Items from an interface collection:
• • • •

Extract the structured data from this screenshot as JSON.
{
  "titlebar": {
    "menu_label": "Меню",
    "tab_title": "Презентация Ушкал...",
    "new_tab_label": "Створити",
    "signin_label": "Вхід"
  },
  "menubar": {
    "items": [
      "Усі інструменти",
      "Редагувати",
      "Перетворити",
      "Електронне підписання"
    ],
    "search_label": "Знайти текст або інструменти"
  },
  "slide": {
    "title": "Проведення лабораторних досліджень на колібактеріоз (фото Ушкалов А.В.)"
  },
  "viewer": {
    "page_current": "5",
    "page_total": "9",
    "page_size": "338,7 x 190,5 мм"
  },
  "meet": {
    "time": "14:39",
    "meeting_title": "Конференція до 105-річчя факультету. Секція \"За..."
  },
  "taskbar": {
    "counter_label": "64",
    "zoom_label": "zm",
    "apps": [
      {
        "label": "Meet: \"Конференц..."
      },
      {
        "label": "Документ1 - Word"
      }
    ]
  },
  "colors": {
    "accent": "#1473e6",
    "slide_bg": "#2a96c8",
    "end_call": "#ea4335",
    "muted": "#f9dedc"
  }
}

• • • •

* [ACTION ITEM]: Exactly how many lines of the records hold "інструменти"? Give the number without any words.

* [TASK RESPONSE]: 2